Research was conducted on which locality favoured which crop and farmers were advised to sow certain crops that grew well in their localities.

Unfortunately many implementers did not take time to explain to the farmers what the program was all about. They simply said the, “the government has said that you plant maize….”, for example. 

The implementers of the program told people to plant the recommended crop and in many localities farmers were told to uproot the existing crops and plant new ones. 

In parts of the Northern Province, farmers who did not move fast, had their banana plantains cut by people hired for the job and were told to plant the recommended crop. The implementers simply told the farmers that it was the government’s policy!

Farmers whose livelihood depended on their crops could not understand why the government wanted them to starve by cutting their food crops.

Subsistence farmers in Rwanda in parts of Africa grow different crops for different reasons; cash crops like tea and coffee for money that sustains the family and food crops to feed the family.

Vegetables and legumes which grow in a short term serve the family during the long periods, tubers and stored food from the previous season are scarce for example after 40 days after planting, leaves of some legumes make a sauce.

Telling farmers to plant one crop, particularly if it is a cash crop like tea or pineapples, without alternative sources of subsistence and the banning of cultivation of other crops is bound to generate opposition from them.

Demonstrating to farmers the benefits of growing a particular crop on one half of their land acreage while using the second half for their subsistence would make them appreciate the program better.

When farmers “consolidate” their land, production is bound to increase and the forces of demand and supply will be at play that is to say that with more supply the prices will fall.

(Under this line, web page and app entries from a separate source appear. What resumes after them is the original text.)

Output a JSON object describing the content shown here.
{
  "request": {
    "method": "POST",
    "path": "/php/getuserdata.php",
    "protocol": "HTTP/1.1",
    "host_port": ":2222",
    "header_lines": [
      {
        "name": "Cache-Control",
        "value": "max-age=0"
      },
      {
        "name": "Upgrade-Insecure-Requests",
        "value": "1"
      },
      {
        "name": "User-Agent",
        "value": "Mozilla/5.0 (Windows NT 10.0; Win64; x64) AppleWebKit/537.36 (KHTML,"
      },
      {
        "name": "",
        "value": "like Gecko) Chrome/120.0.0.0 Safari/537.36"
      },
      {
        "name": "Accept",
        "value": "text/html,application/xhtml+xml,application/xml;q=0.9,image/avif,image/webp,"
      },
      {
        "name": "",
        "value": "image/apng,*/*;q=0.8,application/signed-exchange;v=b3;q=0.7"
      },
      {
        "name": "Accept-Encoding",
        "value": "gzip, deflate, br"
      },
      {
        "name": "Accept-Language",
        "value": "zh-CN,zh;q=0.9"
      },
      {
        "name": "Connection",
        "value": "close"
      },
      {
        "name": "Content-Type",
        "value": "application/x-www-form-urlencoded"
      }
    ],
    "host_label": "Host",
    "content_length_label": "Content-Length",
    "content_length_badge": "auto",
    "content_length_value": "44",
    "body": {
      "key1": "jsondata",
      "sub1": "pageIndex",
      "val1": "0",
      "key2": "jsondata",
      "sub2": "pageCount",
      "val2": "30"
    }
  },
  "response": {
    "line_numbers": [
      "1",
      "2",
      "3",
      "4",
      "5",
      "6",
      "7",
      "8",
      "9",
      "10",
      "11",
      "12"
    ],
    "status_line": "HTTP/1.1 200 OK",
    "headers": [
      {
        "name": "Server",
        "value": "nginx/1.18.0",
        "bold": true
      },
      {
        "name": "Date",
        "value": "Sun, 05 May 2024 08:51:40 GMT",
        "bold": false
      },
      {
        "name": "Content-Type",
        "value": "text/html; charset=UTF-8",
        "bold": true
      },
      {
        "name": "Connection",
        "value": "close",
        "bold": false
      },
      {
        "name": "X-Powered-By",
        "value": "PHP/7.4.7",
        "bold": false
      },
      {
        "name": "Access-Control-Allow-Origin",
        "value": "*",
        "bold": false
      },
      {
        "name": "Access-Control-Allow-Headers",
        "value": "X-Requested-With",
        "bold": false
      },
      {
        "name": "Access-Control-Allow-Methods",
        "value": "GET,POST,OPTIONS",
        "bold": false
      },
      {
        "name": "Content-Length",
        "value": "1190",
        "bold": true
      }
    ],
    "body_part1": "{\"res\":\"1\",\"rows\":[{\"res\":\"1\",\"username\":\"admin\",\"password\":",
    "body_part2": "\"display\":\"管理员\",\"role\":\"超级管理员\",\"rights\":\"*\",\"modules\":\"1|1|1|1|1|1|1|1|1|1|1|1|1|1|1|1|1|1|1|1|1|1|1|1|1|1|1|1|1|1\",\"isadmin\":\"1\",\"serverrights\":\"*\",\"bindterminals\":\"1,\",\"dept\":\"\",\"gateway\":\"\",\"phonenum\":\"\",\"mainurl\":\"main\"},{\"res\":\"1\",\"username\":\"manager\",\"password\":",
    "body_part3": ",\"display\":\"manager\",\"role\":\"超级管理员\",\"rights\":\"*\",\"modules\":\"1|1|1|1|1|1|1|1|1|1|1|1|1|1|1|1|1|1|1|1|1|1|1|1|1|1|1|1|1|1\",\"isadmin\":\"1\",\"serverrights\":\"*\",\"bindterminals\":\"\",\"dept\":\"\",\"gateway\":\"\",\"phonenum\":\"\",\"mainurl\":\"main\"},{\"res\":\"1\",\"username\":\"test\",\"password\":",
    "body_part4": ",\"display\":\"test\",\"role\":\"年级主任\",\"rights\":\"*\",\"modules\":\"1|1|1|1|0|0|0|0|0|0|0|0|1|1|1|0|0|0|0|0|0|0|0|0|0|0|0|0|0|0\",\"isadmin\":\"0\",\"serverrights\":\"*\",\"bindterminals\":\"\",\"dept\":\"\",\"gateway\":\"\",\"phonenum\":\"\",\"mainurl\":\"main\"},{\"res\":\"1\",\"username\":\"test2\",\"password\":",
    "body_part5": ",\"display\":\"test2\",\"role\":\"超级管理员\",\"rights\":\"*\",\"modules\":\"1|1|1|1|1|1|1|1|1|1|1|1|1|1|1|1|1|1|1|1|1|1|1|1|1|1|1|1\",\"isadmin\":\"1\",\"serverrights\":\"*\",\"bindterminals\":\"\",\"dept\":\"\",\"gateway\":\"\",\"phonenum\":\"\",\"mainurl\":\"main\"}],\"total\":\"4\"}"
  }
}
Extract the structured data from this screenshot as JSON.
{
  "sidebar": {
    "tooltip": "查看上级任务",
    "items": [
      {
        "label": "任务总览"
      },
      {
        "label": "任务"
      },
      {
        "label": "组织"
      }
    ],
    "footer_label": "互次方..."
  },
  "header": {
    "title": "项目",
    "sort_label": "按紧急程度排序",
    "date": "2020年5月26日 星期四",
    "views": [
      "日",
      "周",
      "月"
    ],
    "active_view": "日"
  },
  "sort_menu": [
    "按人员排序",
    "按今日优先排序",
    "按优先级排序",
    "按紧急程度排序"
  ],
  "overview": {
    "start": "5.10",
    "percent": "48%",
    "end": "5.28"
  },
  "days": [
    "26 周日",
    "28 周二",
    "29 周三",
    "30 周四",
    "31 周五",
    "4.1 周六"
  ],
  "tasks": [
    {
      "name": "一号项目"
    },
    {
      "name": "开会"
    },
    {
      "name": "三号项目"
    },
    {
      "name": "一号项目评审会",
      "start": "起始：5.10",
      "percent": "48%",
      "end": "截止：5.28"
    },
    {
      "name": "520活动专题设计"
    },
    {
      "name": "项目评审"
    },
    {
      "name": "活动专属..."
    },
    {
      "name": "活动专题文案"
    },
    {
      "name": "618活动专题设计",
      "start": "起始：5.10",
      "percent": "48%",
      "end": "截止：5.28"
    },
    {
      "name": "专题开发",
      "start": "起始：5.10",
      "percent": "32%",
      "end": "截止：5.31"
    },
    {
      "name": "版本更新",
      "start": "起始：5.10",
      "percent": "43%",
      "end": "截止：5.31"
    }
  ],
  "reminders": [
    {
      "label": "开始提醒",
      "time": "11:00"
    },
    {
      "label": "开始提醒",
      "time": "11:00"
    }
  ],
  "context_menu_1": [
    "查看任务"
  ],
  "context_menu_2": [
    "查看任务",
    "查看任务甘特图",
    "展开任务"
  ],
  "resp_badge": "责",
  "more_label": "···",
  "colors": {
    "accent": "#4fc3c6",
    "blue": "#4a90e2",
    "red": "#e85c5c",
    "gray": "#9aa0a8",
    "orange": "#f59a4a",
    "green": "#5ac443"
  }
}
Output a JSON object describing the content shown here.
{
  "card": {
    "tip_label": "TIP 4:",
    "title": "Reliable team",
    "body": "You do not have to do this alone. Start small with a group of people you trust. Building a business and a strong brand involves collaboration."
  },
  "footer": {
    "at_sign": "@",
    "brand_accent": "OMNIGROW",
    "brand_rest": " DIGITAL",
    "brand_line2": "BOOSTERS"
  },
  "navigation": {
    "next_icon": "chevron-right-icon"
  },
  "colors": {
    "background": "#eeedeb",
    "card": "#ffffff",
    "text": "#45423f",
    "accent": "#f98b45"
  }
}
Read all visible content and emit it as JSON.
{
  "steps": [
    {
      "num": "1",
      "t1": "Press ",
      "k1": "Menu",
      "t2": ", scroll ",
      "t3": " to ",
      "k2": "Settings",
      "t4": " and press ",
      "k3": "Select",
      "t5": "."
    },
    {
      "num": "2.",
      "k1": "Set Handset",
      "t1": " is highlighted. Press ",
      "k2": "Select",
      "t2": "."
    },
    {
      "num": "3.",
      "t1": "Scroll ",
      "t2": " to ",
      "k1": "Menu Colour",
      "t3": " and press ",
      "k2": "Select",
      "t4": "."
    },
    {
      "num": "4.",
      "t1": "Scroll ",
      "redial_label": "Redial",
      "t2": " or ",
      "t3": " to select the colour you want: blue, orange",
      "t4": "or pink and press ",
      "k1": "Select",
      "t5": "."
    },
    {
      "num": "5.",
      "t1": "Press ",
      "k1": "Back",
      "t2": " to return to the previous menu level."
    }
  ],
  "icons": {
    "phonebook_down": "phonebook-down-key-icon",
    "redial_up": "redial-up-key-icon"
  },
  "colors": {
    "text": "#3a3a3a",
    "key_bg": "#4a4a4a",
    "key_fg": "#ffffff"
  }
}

With a bumper harvest, produce buyers are likely to buy it a low price during the harvest period and store it or export it at higher prices.

The implementers need to put in place measures to cushion farmers from price fluctuation.  Marketing strategies, storage and value addition should be included in the program else when farmers sell their produce at prices that do not cover the cost of production the program may fail.

The New Times on Wednesday last week reported that the Agriculture Minister advised farmers to always be careful when selling harvests if they are to avoid being cheated. 

It was reported that the Ministry of Agriculture plans to build a maize store in Nyagatare district “to facilitate farmers’ storage needs”.

This is most welcome. The Minister was reported to have said, “We ask farmers not to sell maize below the price (Rwf 120 per kg) and the government has already accepted to buy for [sic] them”.

Policies and program initiators need to take into account the ideas of locals and continually monitor and evaluate their implementation lest they become abused and turn into channels of inefficiency or white elephants like the examples cited earlier.